=== Problem statement ===
Leaving out the pictures, output each record exactly as it stands.

(Extracted data entries)

Start of Block

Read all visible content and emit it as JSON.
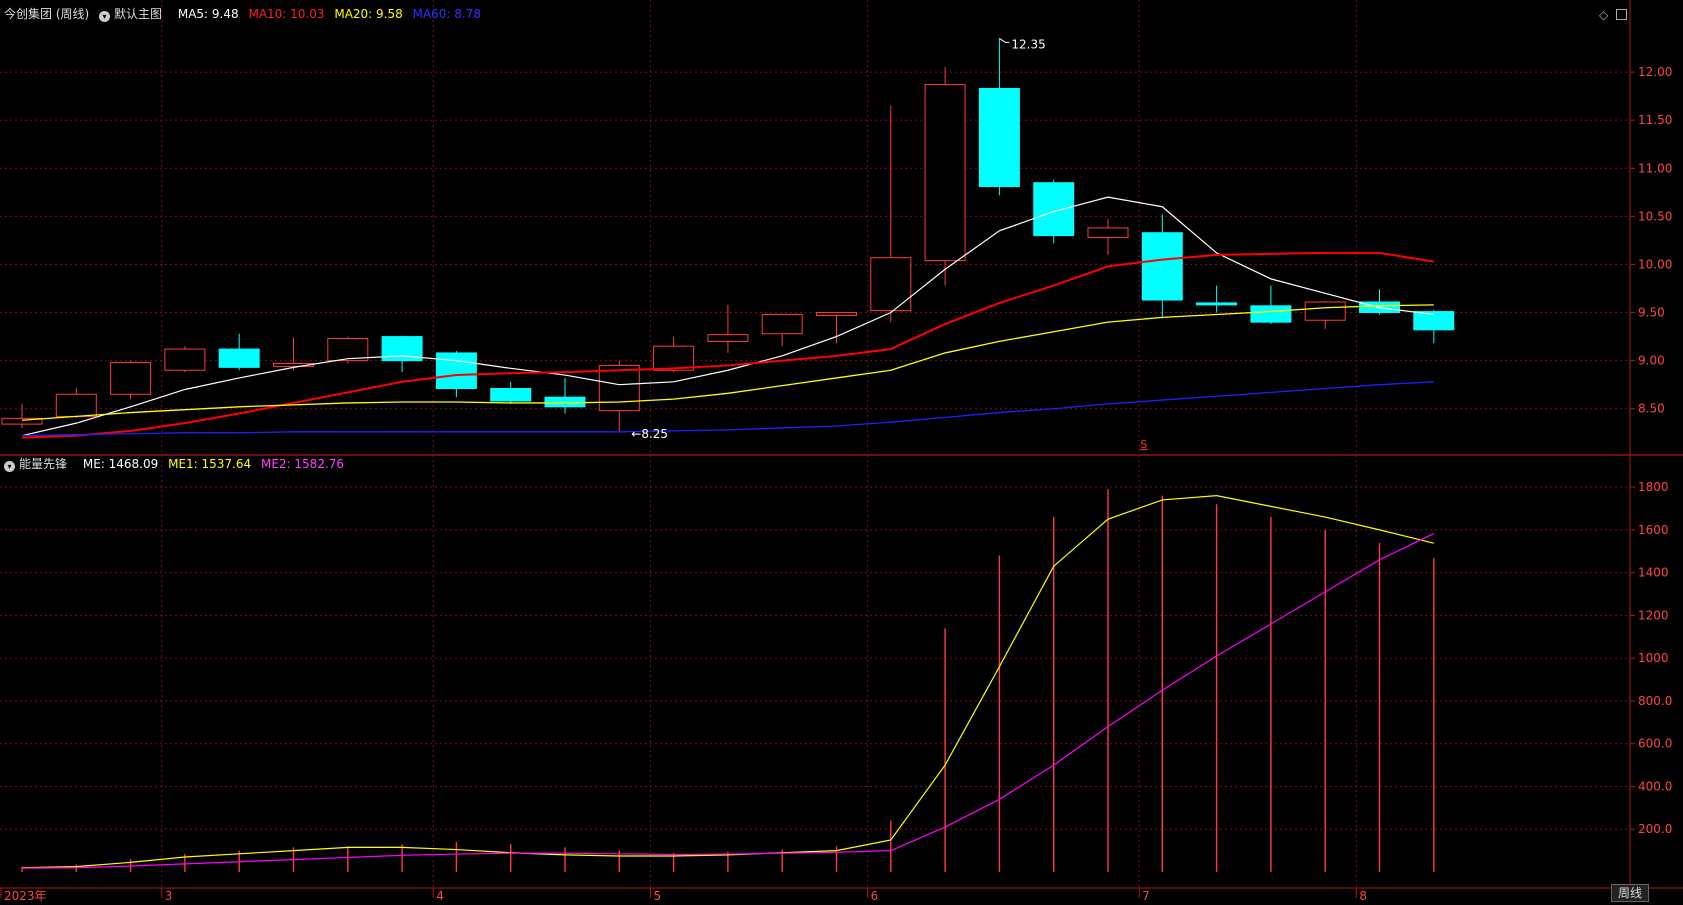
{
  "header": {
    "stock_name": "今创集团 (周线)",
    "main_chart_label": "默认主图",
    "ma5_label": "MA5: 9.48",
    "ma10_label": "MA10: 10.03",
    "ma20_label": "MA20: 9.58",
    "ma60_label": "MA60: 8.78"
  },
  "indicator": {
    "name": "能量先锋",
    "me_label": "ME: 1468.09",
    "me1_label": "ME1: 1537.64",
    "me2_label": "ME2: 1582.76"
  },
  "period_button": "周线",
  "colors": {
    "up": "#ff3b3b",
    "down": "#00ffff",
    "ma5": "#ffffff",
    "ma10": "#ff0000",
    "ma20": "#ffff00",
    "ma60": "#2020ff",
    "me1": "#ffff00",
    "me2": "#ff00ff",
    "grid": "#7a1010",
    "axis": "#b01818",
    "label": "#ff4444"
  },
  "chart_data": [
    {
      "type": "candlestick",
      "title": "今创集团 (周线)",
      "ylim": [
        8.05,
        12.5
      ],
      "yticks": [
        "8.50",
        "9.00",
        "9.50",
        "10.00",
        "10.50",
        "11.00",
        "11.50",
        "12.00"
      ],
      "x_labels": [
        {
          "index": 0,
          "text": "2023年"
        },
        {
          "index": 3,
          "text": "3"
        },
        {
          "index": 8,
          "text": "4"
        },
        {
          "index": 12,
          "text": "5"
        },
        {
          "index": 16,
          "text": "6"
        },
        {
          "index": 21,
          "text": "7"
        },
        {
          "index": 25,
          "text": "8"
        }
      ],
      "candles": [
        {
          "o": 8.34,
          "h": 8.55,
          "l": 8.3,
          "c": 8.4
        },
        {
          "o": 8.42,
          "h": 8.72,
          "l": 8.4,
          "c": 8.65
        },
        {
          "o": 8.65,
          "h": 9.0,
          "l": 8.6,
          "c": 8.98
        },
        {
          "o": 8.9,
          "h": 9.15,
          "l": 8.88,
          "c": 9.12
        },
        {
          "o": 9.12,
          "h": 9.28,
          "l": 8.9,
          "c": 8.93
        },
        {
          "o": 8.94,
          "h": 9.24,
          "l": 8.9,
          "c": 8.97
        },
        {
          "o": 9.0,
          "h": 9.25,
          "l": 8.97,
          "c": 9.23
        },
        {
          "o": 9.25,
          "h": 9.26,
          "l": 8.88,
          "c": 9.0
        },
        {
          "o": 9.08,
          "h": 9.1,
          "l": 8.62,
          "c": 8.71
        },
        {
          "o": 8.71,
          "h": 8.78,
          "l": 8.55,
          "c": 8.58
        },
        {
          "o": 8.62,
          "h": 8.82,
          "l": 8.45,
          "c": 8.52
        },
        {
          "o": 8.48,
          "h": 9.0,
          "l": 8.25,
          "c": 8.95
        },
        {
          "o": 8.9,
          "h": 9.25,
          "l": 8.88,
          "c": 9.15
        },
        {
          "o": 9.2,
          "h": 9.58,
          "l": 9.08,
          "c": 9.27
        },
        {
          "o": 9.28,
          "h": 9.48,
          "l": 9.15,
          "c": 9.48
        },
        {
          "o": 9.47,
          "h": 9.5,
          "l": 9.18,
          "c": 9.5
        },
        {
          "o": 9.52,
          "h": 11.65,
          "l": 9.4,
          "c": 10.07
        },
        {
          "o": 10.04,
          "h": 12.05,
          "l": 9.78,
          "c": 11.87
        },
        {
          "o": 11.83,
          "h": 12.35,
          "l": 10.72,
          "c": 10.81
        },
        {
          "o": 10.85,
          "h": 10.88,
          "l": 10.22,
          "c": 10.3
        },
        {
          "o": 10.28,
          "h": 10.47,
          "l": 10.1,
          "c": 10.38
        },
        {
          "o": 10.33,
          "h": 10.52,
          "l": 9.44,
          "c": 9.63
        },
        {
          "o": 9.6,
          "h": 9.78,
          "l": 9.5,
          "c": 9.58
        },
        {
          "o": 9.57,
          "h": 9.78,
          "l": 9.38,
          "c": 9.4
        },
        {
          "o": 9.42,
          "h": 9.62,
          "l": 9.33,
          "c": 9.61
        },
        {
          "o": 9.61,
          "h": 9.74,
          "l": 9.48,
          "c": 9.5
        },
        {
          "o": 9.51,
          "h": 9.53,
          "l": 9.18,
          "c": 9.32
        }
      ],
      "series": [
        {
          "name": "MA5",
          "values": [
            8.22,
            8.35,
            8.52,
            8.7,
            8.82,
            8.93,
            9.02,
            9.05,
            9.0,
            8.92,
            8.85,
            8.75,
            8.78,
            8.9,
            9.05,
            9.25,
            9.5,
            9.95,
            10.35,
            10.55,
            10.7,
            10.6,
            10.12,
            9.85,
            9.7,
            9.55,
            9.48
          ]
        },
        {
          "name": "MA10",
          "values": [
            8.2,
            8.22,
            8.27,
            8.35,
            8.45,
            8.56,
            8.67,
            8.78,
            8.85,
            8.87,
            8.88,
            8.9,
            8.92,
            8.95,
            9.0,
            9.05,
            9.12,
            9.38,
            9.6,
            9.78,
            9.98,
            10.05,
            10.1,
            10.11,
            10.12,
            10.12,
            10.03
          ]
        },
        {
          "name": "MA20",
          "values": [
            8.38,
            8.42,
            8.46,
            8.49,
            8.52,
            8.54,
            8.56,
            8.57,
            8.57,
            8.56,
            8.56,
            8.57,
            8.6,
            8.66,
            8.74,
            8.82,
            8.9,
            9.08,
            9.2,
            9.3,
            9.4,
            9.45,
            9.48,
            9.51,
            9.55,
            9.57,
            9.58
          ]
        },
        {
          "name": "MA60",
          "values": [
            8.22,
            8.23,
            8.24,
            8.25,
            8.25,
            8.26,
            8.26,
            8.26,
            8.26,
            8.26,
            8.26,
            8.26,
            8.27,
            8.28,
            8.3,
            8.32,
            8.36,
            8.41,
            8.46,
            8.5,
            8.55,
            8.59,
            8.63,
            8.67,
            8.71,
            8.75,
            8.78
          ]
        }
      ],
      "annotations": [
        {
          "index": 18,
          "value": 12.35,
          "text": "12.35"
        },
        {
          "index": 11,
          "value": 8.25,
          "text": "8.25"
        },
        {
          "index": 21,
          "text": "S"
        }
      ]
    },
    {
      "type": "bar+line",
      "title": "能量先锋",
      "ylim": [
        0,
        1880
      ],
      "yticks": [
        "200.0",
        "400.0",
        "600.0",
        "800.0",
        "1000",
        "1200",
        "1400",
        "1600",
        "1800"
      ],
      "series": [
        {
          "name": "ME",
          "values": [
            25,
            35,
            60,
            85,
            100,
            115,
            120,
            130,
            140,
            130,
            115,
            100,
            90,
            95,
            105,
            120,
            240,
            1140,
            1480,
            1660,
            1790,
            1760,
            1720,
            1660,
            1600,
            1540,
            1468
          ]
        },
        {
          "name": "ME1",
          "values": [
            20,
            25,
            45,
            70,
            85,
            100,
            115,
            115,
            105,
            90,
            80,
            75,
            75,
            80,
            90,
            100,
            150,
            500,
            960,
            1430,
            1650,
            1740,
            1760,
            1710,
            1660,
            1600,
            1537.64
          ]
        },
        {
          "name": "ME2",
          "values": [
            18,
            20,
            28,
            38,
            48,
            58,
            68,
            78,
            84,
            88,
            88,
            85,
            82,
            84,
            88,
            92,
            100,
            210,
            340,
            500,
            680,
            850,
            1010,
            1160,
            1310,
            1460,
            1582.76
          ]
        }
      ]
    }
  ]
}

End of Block

=== Result ===
Read all visible content and emit it as JSON.
{
  "header": {
    "stock_name": "今创集团 (周线)",
    "main_chart_label": "默认主图",
    "ma5_label": "MA5: 9.48",
    "ma10_label": "MA10: 10.03",
    "ma20_label": "MA20: 9.58",
    "ma60_label": "MA60: 8.78"
  },
  "indicator": {
    "name": "能量先锋",
    "me_label": "ME: 1468.09",
    "me1_label": "ME1: 1537.64",
    "me2_label": "ME2: 1582.76"
  },
  "period_button": "周线",
  "colors": {
    "up": "#ff3b3b",
    "down": "#00ffff",
    "ma5": "#ffffff",
    "ma10": "#ff0000",
    "ma20": "#ffff00",
    "ma60": "#2020ff",
    "me1": "#ffff00",
    "me2": "#ff00ff",
    "grid": "#7a1010",
    "axis": "#b01818",
    "label": "#ff4444"
  },
  "chart_data": [
    {
      "type": "candlestick",
      "title": "今创集团 (周线)",
      "ylim": [
        8.05,
        12.5
      ],
      "yticks": [
        "8.50",
        "9.00",
        "9.50",
        "10.00",
        "10.50",
        "11.00",
        "11.50",
        "12.00"
      ],
      "x_labels": [
        {
          "index": 0,
          "text": "2023年"
        },
        {
          "index": 3,
          "text": "3"
        },
        {
          "index": 8,
          "text": "4"
        },
        {
          "index": 12,
          "text": "5"
        },
        {
          "index": 16,
          "text": "6"
        },
        {
          "index": 21,
          "text": "7"
        },
        {
          "index": 25,
          "text": "8"
        }
      ],
      "candles": [
        {
          "o": 8.34,
          "h": 8.55,
          "l": 8.3,
          "c": 8.4
        },
        {
          "o": 8.42,
          "h": 8.72,
          "l": 8.4,
          "c": 8.65
        },
        {
          "o": 8.65,
          "h": 9.0,
          "l": 8.6,
          "c": 8.98
        },
        {
          "o": 8.9,
          "h": 9.15,
          "l": 8.88,
          "c": 9.12
        },
        {
          "o": 9.12,
          "h": 9.28,
          "l": 8.9,
          "c": 8.93
        },
        {
          "o": 8.94,
          "h": 9.24,
          "l": 8.9,
          "c": 8.97
        },
        {
          "o": 9.0,
          "h": 9.25,
          "l": 8.97,
          "c": 9.23
        },
        {
          "o": 9.25,
          "h": 9.26,
          "l": 8.88,
          "c": 9.0
        },
        {
          "o": 9.08,
          "h": 9.1,
          "l": 8.62,
          "c": 8.71
        },
        {
          "o": 8.71,
          "h": 8.78,
          "l": 8.55,
          "c": 8.58
        },
        {
          "o": 8.62,
          "h": 8.82,
          "l": 8.45,
          "c": 8.52
        },
        {
          "o": 8.48,
          "h": 9.0,
          "l": 8.25,
          "c": 8.95
        },
        {
          "o": 8.9,
          "h": 9.25,
          "l": 8.88,
          "c": 9.15
        },
        {
          "o": 9.2,
          "h": 9.58,
          "l": 9.08,
          "c": 9.27
        },
        {
          "o": 9.28,
          "h": 9.48,
          "l": 9.15,
          "c": 9.48
        },
        {
          "o": 9.47,
          "h": 9.5,
          "l": 9.18,
          "c": 9.5
        },
        {
          "o": 9.52,
          "h": 11.65,
          "l": 9.4,
          "c": 10.07
        },
        {
          "o": 10.04,
          "h": 12.05,
          "l": 9.78,
          "c": 11.87
        },
        {
          "o": 11.83,
          "h": 12.35,
          "l": 10.72,
          "c": 10.81
        },
        {
          "o": 10.85,
          "h": 10.88,
          "l": 10.22,
          "c": 10.3
        },
        {
          "o": 10.28,
          "h": 10.47,
          "l": 10.1,
          "c": 10.38
        },
        {
          "o": 10.33,
          "h": 10.52,
          "l": 9.44,
          "c": 9.63
        },
        {
          "o": 9.6,
          "h": 9.78,
          "l": 9.5,
          "c": 9.58
        },
        {
          "o": 9.57,
          "h": 9.78,
          "l": 9.38,
          "c": 9.4
        },
        {
          "o": 9.42,
          "h": 9.62,
          "l": 9.33,
          "c": 9.61
        },
        {
          "o": 9.61,
          "h": 9.74,
          "l": 9.48,
          "c": 9.5
        },
        {
          "o": 9.51,
          "h": 9.53,
          "l": 9.18,
          "c": 9.32
        }
      ],
      "series": [
        {
          "name": "MA5",
          "values": [
            8.22,
            8.35,
            8.52,
            8.7,
            8.82,
            8.93,
            9.02,
            9.05,
            9.0,
            8.92,
            8.85,
            8.75,
            8.78,
            8.9,
            9.05,
            9.25,
            9.5,
            9.95,
            10.35,
            10.55,
            10.7,
            10.6,
            10.12,
            9.85,
            9.7,
            9.55,
            9.48
          ]
        },
        {
          "name": "MA10",
          "values": [
            8.2,
            8.22,
            8.27,
            8.35,
            8.45,
            8.56,
            8.67,
            8.78,
            8.85,
            8.87,
            8.88,
            8.9,
            8.92,
            8.95,
            9.0,
            9.05,
            9.12,
            9.38,
            9.6,
            9.78,
            9.98,
            10.05,
            10.1,
            10.11,
            10.12,
            10.12,
            10.03
          ]
        },
        {
          "name": "MA20",
          "values": [
            8.38,
            8.42,
            8.46,
            8.49,
            8.52,
            8.54,
            8.56,
            8.57,
            8.57,
            8.56,
            8.56,
            8.57,
            8.6,
            8.66,
            8.74,
            8.82,
            8.9,
            9.08,
            9.2,
            9.3,
            9.4,
            9.45,
            9.48,
            9.51,
            9.55,
            9.57,
            9.58
          ]
        },
        {
          "name": "MA60",
          "values": [
            8.22,
            8.23,
            8.24,
            8.25,
            8.25,
            8.26,
            8.26,
            8.26,
            8.26,
            8.26,
            8.26,
            8.26,
            8.27,
            8.28,
            8.3,
            8.32,
            8.36,
            8.41,
            8.46,
            8.5,
            8.55,
            8.59,
            8.63,
            8.67,
            8.71,
            8.75,
            8.78
          ]
        }
      ],
      "annotations": [
        {
          "index": 18,
          "value": 12.35,
          "text": "12.35"
        },
        {
          "index": 11,
          "value": 8.25,
          "text": "8.25"
        },
        {
          "index": 21,
          "text": "S"
        }
      ]
    },
    {
      "type": "bar+line",
      "title": "能量先锋",
      "ylim": [
        0,
        1880
      ],
      "yticks": [
        "200.0",
        "400.0",
        "600.0",
        "800.0",
        "1000",
        "1200",
        "1400",
        "1600",
        "1800"
      ],
      "series": [
        {
          "name": "ME",
          "values": [
            25,
            35,
            60,
            85,
            100,
            115,
            120,
            130,
            140,
            130,
            115,
            100,
            90,
            95,
            105,
            120,
            240,
            1140,
            1480,
            1660,
            1790,
            1760,
            1720,
            1660,
            1600,
            1540,
            1468
          ]
        },
        {
          "name": "ME1",
          "values": [
            20,
            25,
            45,
            70,
            85,
            100,
            115,
            115,
            105,
            90,
            80,
            75,
            75,
            80,
            90,
            100,
            150,
            500,
            960,
            1430,
            1650,
            1740,
            1760,
            1710,
            1660,
            1600,
            1537.64
          ]
        },
        {
          "name": "ME2",
          "values": [
            18,
            20,
            28,
            38,
            48,
            58,
            68,
            78,
            84,
            88,
            88,
            85,
            82,
            84,
            88,
            92,
            100,
            210,
            340,
            500,
            680,
            850,
            1010,
            1160,
            1310,
            1460,
            1582.76
          ]
        }
      ]
    }
  ]
}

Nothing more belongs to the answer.